You may consider grouping several years’ worth of charitable contributions into a single year to help increase income tax savings. This can be done through a one-time lump sum gift to a qualifying charitable organization or a large gift to a donor advised fund, which can then be distributed over several years. Further, if you are at least 70½ years old, you have the option to make charitable contributions of up to $100,000 per year from your IRA, which will be excluded from your gross income (but not available as a charitable deduction).

Planning opportunities with current estate plans

Reviewing current estate plans

While the increased exemptions mean fewer people are currently subject to federal estate taxes, it may also result in existing estate plans having unintended consequences. Now is the time to revisit estate planning documents, to ensure they are tax-efficient and help achieve your planning objectives.

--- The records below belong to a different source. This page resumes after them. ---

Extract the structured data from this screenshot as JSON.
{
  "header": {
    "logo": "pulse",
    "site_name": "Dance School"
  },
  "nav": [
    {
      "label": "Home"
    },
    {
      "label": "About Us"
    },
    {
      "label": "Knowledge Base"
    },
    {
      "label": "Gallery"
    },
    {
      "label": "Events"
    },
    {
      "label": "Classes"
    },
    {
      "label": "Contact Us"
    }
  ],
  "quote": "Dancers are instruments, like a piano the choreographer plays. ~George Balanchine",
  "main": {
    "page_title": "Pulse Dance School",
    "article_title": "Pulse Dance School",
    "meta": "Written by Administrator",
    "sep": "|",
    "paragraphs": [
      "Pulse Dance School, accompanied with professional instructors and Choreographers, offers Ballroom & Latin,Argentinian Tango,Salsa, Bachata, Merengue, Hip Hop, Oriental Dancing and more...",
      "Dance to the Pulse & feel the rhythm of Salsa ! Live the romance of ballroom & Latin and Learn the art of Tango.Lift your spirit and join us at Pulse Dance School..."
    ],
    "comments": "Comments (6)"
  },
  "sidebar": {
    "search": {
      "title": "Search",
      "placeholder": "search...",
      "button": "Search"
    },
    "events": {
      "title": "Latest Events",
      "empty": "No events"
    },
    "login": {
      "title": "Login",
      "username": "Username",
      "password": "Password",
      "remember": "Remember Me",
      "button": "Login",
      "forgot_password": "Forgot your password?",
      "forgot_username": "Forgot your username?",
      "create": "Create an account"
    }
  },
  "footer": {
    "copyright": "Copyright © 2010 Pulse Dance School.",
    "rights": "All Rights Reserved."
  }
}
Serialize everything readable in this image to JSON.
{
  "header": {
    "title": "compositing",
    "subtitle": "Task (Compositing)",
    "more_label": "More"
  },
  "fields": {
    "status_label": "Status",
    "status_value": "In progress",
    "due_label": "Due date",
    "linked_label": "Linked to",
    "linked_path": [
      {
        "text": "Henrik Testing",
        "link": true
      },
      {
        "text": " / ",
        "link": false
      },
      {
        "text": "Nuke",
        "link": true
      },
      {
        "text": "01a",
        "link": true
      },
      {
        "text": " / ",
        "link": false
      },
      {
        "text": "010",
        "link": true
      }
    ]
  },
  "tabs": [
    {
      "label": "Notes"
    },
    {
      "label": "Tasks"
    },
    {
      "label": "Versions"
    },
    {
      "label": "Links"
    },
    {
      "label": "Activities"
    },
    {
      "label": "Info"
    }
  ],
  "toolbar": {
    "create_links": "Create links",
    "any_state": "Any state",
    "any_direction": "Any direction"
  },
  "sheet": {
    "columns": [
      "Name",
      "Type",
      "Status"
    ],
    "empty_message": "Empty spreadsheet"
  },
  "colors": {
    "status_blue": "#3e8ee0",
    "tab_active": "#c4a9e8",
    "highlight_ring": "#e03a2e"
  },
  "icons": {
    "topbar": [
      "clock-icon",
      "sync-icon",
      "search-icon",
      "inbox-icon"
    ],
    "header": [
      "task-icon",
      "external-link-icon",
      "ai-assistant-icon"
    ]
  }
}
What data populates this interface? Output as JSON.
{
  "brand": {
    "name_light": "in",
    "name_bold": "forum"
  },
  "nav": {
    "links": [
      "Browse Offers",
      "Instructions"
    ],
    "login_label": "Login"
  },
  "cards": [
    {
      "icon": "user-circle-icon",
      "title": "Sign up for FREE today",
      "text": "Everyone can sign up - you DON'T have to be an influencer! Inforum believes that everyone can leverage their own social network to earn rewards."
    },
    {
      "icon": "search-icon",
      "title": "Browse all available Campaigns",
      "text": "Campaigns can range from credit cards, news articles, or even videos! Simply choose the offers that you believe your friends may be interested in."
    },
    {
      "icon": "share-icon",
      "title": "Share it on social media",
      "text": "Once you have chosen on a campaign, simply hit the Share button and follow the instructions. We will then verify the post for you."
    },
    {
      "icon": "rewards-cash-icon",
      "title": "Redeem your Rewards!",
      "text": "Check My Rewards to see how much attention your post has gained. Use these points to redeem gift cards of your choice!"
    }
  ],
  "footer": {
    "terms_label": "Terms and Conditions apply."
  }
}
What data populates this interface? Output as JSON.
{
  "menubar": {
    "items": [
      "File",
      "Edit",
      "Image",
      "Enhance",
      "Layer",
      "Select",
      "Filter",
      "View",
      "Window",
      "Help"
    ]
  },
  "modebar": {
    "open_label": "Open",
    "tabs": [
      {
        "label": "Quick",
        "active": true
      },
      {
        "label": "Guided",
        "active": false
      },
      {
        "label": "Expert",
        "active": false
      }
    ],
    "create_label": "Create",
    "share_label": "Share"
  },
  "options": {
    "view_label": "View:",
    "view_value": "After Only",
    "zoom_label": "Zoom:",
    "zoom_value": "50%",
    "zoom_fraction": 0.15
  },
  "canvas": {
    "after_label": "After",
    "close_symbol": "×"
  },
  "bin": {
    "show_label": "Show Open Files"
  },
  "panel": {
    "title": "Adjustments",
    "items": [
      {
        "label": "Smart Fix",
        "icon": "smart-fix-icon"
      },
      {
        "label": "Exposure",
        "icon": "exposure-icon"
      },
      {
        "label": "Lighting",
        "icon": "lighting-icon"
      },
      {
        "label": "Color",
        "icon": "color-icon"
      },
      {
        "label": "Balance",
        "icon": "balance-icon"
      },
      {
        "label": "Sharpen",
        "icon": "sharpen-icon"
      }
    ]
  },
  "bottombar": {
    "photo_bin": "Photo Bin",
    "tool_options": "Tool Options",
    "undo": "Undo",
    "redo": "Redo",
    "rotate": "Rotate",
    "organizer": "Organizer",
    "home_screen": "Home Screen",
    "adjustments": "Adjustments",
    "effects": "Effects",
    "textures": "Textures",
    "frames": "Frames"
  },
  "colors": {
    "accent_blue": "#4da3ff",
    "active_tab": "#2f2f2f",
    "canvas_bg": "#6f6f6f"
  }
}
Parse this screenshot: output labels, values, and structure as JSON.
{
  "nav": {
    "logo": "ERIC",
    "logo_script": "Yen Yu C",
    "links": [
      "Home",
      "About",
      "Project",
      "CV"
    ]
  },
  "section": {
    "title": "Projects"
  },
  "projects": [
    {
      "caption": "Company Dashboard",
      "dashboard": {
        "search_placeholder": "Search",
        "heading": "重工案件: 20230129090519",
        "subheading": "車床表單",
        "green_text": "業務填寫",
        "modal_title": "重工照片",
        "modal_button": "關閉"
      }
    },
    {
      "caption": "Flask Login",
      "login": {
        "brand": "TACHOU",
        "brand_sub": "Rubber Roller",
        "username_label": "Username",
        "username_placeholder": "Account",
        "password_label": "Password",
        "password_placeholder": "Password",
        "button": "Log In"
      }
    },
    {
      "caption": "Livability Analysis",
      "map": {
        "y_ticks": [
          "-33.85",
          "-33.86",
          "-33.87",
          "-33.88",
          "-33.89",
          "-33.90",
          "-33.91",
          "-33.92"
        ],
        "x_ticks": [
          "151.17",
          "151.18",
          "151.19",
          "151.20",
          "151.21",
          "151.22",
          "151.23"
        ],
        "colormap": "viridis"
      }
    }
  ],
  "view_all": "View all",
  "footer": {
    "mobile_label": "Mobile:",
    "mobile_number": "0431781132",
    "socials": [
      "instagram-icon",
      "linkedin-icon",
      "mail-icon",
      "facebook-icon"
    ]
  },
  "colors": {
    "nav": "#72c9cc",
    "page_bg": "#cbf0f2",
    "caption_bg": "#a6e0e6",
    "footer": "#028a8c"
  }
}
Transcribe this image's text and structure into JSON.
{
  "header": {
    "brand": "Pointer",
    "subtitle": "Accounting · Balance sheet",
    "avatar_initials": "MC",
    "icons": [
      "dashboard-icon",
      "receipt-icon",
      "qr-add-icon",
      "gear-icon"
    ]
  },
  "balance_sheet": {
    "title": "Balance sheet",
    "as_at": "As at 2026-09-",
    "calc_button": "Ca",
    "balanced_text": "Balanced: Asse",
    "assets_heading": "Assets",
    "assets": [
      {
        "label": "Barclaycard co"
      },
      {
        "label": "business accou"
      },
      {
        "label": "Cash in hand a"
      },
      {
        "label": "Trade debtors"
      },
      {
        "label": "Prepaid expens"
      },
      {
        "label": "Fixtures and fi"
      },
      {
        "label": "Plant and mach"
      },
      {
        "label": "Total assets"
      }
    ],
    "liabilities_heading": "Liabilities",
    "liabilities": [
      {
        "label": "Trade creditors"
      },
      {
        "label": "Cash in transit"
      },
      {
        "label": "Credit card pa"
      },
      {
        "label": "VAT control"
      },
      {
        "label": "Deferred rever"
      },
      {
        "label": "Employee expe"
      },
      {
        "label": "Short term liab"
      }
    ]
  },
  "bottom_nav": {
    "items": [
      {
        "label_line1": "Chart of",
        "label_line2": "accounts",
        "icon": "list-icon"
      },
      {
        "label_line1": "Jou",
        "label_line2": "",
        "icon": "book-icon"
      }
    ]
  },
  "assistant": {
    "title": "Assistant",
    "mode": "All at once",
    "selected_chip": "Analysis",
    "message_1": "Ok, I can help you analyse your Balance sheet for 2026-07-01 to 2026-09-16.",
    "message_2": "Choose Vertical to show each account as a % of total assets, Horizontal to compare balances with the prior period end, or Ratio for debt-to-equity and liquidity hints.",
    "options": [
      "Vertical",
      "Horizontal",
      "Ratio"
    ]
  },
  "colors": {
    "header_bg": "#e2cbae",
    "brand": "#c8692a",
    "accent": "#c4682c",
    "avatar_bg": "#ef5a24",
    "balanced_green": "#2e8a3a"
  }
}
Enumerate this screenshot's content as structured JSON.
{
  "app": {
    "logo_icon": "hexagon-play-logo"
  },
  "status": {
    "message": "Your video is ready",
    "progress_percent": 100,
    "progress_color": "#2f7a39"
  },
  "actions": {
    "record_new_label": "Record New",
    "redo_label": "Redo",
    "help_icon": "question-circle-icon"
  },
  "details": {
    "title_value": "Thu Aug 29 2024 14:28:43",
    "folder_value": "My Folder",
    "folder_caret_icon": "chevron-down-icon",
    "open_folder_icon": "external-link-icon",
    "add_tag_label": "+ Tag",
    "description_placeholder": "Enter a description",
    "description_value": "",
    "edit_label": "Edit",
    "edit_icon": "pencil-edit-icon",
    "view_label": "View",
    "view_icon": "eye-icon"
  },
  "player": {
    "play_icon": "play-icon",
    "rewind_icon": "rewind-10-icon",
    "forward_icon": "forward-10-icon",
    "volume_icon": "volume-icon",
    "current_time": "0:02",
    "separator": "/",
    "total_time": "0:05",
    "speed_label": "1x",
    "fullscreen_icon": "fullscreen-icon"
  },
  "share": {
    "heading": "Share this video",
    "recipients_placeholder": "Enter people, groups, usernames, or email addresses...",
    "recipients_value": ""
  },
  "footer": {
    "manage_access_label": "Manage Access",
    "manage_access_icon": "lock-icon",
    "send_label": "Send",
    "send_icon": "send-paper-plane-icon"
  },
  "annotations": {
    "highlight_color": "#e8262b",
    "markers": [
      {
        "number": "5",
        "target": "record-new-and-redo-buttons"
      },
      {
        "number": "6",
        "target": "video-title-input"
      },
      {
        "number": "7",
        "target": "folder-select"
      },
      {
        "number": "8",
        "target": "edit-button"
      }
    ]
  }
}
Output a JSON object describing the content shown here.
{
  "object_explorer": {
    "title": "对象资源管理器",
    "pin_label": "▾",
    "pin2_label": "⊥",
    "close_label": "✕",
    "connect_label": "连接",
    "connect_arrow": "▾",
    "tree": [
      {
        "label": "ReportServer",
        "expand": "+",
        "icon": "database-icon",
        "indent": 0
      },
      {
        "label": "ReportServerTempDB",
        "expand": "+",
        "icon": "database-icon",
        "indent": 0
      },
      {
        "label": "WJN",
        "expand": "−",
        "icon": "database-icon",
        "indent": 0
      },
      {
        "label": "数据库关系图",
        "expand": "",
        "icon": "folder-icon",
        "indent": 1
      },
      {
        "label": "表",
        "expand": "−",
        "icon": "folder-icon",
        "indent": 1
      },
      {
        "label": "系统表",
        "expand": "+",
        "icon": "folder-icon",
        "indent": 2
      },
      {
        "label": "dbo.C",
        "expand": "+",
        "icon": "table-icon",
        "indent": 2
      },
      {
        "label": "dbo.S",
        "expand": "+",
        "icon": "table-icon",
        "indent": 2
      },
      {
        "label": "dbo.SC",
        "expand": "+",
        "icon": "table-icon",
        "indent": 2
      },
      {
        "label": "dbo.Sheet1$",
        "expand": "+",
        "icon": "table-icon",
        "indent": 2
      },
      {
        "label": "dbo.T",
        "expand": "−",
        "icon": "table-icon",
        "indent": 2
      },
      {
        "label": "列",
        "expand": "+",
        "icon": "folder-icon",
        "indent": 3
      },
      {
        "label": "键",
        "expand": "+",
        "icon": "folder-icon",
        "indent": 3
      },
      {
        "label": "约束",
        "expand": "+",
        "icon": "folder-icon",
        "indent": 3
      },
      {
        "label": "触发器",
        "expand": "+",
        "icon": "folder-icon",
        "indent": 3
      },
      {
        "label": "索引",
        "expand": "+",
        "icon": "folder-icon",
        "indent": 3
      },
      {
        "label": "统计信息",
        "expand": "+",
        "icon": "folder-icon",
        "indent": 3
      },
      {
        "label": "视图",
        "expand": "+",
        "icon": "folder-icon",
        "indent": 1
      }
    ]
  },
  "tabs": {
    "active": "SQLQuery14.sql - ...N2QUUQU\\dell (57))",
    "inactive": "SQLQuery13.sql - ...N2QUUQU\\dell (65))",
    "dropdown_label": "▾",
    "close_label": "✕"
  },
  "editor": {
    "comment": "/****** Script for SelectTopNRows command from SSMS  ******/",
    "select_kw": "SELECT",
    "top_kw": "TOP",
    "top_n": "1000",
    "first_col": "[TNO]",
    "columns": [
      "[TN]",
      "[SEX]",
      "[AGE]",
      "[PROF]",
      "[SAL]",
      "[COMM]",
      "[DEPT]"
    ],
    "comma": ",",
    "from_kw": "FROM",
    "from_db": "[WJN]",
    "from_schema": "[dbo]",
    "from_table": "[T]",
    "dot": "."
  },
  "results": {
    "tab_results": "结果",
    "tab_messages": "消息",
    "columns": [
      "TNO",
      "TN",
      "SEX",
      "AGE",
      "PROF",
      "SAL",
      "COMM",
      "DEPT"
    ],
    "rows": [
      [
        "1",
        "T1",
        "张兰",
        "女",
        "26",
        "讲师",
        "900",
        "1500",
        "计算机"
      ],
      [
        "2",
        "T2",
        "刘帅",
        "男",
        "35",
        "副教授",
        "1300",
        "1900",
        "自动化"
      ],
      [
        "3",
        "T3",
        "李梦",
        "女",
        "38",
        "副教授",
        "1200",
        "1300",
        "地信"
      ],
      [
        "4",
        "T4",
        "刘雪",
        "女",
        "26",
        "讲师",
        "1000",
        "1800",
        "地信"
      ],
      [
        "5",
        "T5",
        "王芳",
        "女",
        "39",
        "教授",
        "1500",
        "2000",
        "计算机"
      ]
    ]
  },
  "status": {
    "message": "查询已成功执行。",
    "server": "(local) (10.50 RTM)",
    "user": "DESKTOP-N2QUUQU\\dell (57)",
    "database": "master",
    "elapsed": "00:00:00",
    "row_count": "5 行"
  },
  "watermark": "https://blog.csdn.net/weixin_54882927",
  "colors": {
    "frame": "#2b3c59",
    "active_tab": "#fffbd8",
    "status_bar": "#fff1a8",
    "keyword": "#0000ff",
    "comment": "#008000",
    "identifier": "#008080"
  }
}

Managing tax basis

A key discussion of gifting during life versus bequeathing assets is that of the step-up in cost basis. When a gift is made, the asset’s cost basis is carried over to the recipient. However, if held until death, the asset’s basis is stepped up to the fair market value at the time of death. Given the larger gift exemption now available, additional attention should be paid to tax basis when reviewing existing estate plans.

Rethinking ‘credit shelter’ trusts

Many plans for married couples call for automatic maximum funding of a “credit shelter” or “bypass” trust at the first spouse’s death using a formula based on the applicable exclusion amount. Unless the plan is updated, this could result in less-than-optimal use of the deceased spouse’s exclusion and sacrifice the opportunity for a step-up in cost basis at the surviving spouse’s death. 

Effectively using the GST exemption

For married couples, any unused GST exemption is typically allocated on the death of the first spouse to die by bequest of the estate applicable exclusion amount. Because the GST exemption is not portable, if the gift of the estate applicable exclusion amount is limited to what can pass without incurring state estate taxes, a portion of the GST exemption might be wasted. You may want to consider allocating any remaining GST exemption to a trust for the surviving spouse that will qualify for the marital deduction.

Reviewing titling of assets

As you review your estate plan, pay attention to the titling of your assets. For married couples, depending on the provisions of their estate plan, each spouse should have sufficient assets in his or her name to fully utilize the estate and GST exemptions at death.

Remembering state estate taxes

A number of states, like New York and Connecticut, are “decoupled” from the federal estate tax regime, meaning that their applicable exclusion amounts do not match the federal amounts. Estate plans should be reviewed to make sure gifts of the federal applicable exclusion amount will not result in a state estate tax being due upon the first spouse’s death.

Now what?

The act resulted in a significant change to estate, gift, and GST tax law that affects every taxpayer differently. As a result, these provisions require careful consideration and strategic planning now in order to be prepared for the possibility that the current exemptions will revert back to adjusted-for-inflation 2017 levels before the December 31, 2025, sunset date. Speak with a Wells Fargo relationship manager to discuss working with a Wealth Planning Specialist as well as your estate planning attorney and tax advisor to help determine what action steps may be appropriate for you. 

Authors:  Catrina Crowe, Senior Wealth Planning Strategist and Nicole Kianka, Wealth Planner